*** Material shown Section Begins ***

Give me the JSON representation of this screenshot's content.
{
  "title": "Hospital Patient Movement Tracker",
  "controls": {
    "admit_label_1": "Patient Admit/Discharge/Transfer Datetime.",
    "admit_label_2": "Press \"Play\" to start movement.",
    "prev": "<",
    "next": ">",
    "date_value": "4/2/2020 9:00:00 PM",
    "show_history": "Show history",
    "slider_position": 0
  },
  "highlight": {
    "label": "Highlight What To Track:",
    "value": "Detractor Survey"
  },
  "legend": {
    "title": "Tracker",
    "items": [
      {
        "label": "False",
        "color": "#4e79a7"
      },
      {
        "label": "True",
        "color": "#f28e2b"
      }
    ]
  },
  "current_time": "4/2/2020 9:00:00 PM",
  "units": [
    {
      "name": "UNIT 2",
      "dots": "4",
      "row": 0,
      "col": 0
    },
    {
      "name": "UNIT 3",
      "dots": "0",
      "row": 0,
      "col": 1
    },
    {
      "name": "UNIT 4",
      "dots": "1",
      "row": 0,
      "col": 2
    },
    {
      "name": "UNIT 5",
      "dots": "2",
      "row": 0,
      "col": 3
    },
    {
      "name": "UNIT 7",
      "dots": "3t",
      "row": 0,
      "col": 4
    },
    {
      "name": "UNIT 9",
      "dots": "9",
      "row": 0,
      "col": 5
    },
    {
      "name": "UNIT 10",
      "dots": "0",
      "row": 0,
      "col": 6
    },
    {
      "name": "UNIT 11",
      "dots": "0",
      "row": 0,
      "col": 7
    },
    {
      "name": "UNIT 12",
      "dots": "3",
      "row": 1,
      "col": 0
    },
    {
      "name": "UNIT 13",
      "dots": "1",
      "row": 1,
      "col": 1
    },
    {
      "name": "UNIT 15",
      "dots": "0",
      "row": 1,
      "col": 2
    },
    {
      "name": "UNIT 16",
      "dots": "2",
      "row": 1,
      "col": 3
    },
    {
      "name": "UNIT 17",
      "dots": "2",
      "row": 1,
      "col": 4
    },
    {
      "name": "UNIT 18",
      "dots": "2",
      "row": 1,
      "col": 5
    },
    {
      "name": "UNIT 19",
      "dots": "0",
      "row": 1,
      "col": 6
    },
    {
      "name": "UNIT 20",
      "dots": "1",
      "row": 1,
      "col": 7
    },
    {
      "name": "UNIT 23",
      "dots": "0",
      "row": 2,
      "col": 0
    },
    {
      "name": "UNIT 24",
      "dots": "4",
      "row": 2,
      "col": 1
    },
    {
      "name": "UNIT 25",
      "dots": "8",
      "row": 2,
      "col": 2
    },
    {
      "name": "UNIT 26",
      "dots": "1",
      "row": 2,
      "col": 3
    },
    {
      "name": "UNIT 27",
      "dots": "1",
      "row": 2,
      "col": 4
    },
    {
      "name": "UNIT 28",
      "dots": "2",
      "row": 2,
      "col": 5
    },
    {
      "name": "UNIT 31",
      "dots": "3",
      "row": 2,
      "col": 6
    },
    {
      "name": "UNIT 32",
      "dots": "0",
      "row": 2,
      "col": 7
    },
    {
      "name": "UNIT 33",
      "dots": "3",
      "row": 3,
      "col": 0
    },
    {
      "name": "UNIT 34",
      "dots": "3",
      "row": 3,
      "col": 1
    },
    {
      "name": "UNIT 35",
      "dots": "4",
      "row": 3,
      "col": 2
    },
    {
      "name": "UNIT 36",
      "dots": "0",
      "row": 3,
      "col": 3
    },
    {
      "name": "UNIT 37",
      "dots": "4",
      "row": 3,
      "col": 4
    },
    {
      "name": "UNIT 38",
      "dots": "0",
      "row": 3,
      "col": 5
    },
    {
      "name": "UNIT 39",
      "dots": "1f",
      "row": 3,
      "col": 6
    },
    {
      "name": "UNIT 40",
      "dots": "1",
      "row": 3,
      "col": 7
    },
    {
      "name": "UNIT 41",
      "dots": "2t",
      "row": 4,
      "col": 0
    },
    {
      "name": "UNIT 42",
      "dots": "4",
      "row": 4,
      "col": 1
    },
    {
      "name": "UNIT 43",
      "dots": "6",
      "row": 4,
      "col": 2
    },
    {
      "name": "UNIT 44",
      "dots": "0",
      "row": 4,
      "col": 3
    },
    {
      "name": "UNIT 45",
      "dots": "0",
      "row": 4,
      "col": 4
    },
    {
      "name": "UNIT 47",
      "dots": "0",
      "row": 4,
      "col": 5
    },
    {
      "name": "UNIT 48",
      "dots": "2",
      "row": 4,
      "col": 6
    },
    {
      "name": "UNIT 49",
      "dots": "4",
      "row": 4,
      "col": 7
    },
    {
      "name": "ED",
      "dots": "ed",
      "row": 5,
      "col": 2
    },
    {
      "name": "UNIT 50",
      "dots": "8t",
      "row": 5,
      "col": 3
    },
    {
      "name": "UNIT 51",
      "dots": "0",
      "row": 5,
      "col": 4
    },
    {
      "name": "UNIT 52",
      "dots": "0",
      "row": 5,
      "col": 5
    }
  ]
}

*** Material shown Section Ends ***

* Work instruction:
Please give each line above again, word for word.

* Result of the task:
Give me the JSON representation of this screenshot's content.
{
  "title": "Hospital Patient Movement Tracker",
  "controls": {
    "admit_label_1": "Patient Admit/Discharge/Transfer Datetime.",
    "admit_label_2": "Press \"Play\" to start movement.",
    "prev": "<",
    "next": ">",
    "date_value": "4/2/2020 9:00:00 PM",
    "show_history": "Show history",
    "slider_position": 0
  },
  "highlight": {
    "label": "Highlight What To Track:",
    "value": "Detractor Survey"
  },
  "legend": {
    "title": "Tracker",
    "items": [
      {
        "label": "False",
        "color": "#4e79a7"
      },
      {
        "label": "True",
        "color": "#f28e2b"
      }
    ]
  },
  "current_time": "4/2/2020 9:00:00 PM",
  "units": [
    {
      "name": "UNIT 2",
      "dots": "4",
      "row": 0,
      "col": 0
    },
    {
      "name": "UNIT 3",
      "dots": "0",
      "row": 0,
      "col": 1
    },
    {
      "name": "UNIT 4",
      "dots": "1",
      "row": 0,
      "col": 2
    },
    {
      "name": "UNIT 5",
      "dots": "2",
      "row": 0,
      "col": 3
    },
    {
      "name": "UNIT 7",
      "dots": "3t",
      "row": 0,
      "col": 4
    },
    {
      "name": "UNIT 9",
      "dots": "9",
      "row": 0,
      "col": 5
    },
    {
      "name": "UNIT 10",
      "dots": "0",
      "row": 0,
      "col": 6
    },
    {
      "name": "UNIT 11",
      "dots": "0",
      "row": 0,
      "col": 7
    },
    {
      "name": "UNIT 12",
      "dots": "3",
      "row": 1,
      "col": 0
    },
    {
      "name": "UNIT 13",
      "dots": "1",
      "row": 1,
      "col": 1
    },
    {
      "name": "UNIT 15",
      "dots": "0",
      "row": 1,
      "col": 2
    },
    {
      "name": "UNIT 16",
      "dots": "2",
      "row": 1,
      "col": 3
    },
    {
      "name": "UNIT 17",
      "dots": "2",
      "row": 1,
      "col": 4
    },
    {
      "name": "UNIT 18",
      "dots": "2",
      "row": 1,
      "col": 5
    },
    {
      "name": "UNIT 19",
      "dots": "0",
      "row": 1,
      "col": 6
    },
    {
      "name": "UNIT 20",
      "dots": "1",
      "row": 1,
      "col": 7
    },
    {
      "name": "UNIT 23",
      "dots": "0",
      "row": 2,
      "col": 0
    },
    {
      "name": "UNIT 24",
      "dots": "4",
      "row": 2,
      "col": 1
    },
    {
      "name": "UNIT 25",
      "dots": "8",
      "row": 2,
      "col": 2
    },
    {
      "name": "UNIT 26",
      "dots": "1",
      "row": 2,
      "col": 3
    },
    {
      "name": "UNIT 27",
      "dots": "1",
      "row": 2,
      "col": 4
    },
    {
      "name": "UNIT 28",
      "dots": "2",
      "row": 2,
      "col": 5
    },
    {
      "name": "UNIT 31",
      "dots": "3",
      "row": 2,
      "col": 6
    },
    {
      "name": "UNIT 32",
      "dots": "0",
      "row": 2,
      "col": 7
    },
    {
      "name": "UNIT 33",
      "dots": "3",
      "row": 3,
      "col": 0
    },
    {
      "name": "UNIT 34",
      "dots": "3",
      "row": 3,
      "col": 1
    },
    {
      "name": "UNIT 35",
      "dots": "4",
      "row": 3,
      "col": 2
    },
    {
      "name": "UNIT 36",
      "dots": "0",
      "row": 3,
      "col": 3
    },
    {
      "name": "UNIT 37",
      "dots": "4",
      "row": 3,
      "col": 4
    },
    {
      "name": "UNIT 38",
      "dots": "0",
      "row": 3,
      "col": 5
    },
    {
      "name": "UNIT 39",
      "dots": "1f",
      "row": 3,
      "col": 6
    },
    {
      "name": "UNIT 40",
      "dots": "1",
      "row": 3,
      "col": 7
    },
    {
      "name": "UNIT 41",
      "dots": "2t",
      "row": 4,
      "col": 0
    },
    {
      "name": "UNIT 42",
      "dots": "4",
      "row": 4,
      "col": 1
    },
    {
      "name": "UNIT 43",
      "dots": "6",
      "row": 4,
      "col": 2
    },
    {
      "name": "UNIT 44",
      "dots": "0",
      "row": 4,
      "col": 3
    },
    {
      "name": "UNIT 45",
      "dots": "0",
      "row": 4,
      "col": 4
    },
    {
      "name": "UNIT 47",
      "dots": "0",
      "row": 4,
      "col": 5
    },
    {
      "name": "UNIT 48",
      "dots": "2",
      "row": 4,
      "col": 6
    },
    {
      "name": "UNIT 49",
      "dots": "4",
      "row": 4,
      "col": 7
    },
    {
      "name": "ED",
      "dots": "ed",
      "row": 5,
      "col": 2
    },
    {
      "name": "UNIT 50",
      "dots": "8t",
      "row": 5,
      "col": 3
    },
    {
      "name": "UNIT 51",
      "dots": "0",
      "row": 5,
      "col": 4
    },
    {
      "name": "UNIT 52",
      "dots": "0",
      "row": 5,
      "col": 5
    }
  ]
}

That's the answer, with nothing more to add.